Preparing for the Clerkship Interview

Author: Susan Good

With clerkship application season in full swing, it’s time to think about the potential next step: The Interview. This brief overview is meant to give you some perspective on what to expect in the clerkship interview process. It also reinforces the golden rule that you should only apply to a judge for whom you would want to clerk.

Scheduling the Interview:
Judges typically contact between six to a dozen applicants out of the hundreds of applications they receive. You may hear from judges at any time after you submit your application. Be prepared to travel at a moment’s notice to meet with judges in person. Generally, the administrative assistant will call to schedule an interview. If you receive a message, call back promptly. Avoid trying to strategically schedule interviews (i.e., scheduling a judge later hoping your “top choice” calls). When scheduling your interview, do not miss the opportunity to gather information from the clerk or secretary. Remember to ask:

  • Expected length of the interview
  • General format
  • Other people with whom you will be meeting

Without overstepping, use your lawyering skills here and ask open-ended questions such that the answers may provide insightinto the interview style (see more on style under interview preparation). And remember: Everyone you deal with in the judge’s chambers can be an important ally!

Interview Preparation and Research:
Gather more information on the format, style and substance of the interview. This can vary greatly. Some judges take a rigorous tack, grilling you on the substantive law, while others take a more casual approach. Talk to former clerks, people who have interviewed with the judge, a research librarian, and see data collected by the Law Review and the Career Services Office (CSO).
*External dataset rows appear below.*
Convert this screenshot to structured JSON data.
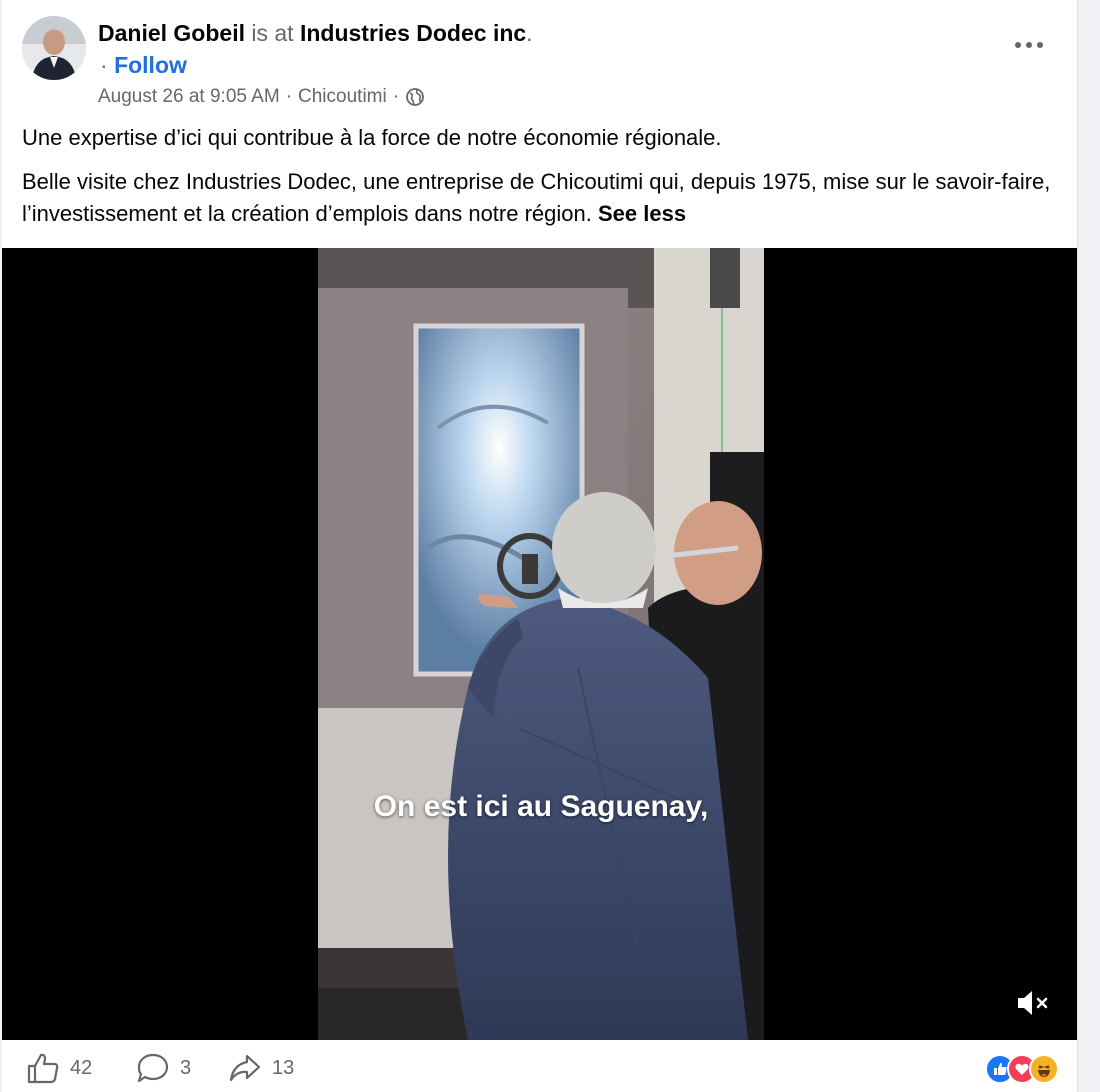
{
  "post": {
    "author": "Daniel Gobeil",
    "is_at": "is at",
    "place": "Industries Dodec inc",
    "period": ".",
    "follow_sep": "· ",
    "follow_label": "Follow",
    "date": "August 26 at 9:05 AM",
    "sep": "·",
    "location": "Chicoutimi",
    "audience_icon": "globe-icon",
    "paragraph1": "Une expertise d’ici qui contribue à la force de notre économie régionale.",
    "paragraph2": "Belle visite chez Industries Dodec, une entreprise de Chicoutimi qui, depuis 1975, mise sur le savoir-faire, l’investissement et la création d’emplois dans notre région.",
    "see_less": "See less"
  },
  "video": {
    "caption": "On est ici au Saguenay,",
    "mute_icon": "speaker-muted-icon"
  },
  "footer": {
    "like_count": "42",
    "comment_count": "3",
    "share_count": "13",
    "reactions": [
      "like-reaction-icon",
      "love-reaction-icon",
      "haha-reaction-icon"
    ]
  },
  "colors": {
    "link": "#216fdb",
    "muted_text": "#65676b",
    "text": "#050505",
    "like_blue": "#1877f2",
    "love_red": "#f33e58",
    "haha_yellow": "#f7b125"
  }
}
As with any interview, you should be intimately familiar with, and prepared to discuss at length, every detail contained in your written application materials.

Undergo a second round of research. You should also know plenty of information about the judge with whom you are interviewing, including having read many of the judge’s opinions prior to your interview. Read the Almanac of the Federal Judiciary for that judge. Do a LEXIS or WESTLAW search of the most recent cases decided by this judge. (See a research librarian if you need assistance.) Consult news media resources for any recent news on the judge or his/her initial appointment or election to office. Read the clerkship handbooks available in the CSO to get a flavor of the atmosphere, ethics and protocol in a judge’s chambers, as well as some general tasks of a law clerk. Read up on blogs like for demographic information. (See “Top Clerkship Research Resources”).

Bring with you a packet of all the information you have gathered on the judge. Also include your own materials, any new grades, activities or honors received, an additional writing sample along with a list of references and their contact information. Contact your references to tell them of your upcoming interview and your desire to clerk for the judge.

Interview Content:
There is no standard format. The length may range from 15 minutes to several hours. The judge will almost certainly be looking for personality and fit. Unlike a law firm interview, practically anything could come up in an interview. The dialogue could include anything from your law school courses to your political leanings to news events or important legal precedents. Demonstrate that you have read the judge’s opinions, even if the judge doesn’t bring them up. Be prepared for the questions a judge may ask and have plenty of questions for the judge ready.

Offers may occur on the spot or soon after the interview. Usually the judge will call you personally to make the offer. Do not keep judges waiting for your acceptance or denial. Go into the interview prepared to accept if you are made an offer.

Withdrawing Applications:
If you do receive and accept an offer, you must send a letter to all of the other judges to whom you’ve applied withdrawing your applications. If, for some reason, you decide you do not want to clerk for a particular judge, you should withdraw your application.

Check out this list of “Top Clerkship Research Resources” available in print through the Career Services Office, Notre Dame Law Library, and online. For more information or assistance using any of these resources, please see the Career Services Office or a research librarian today!

-Ellen Burns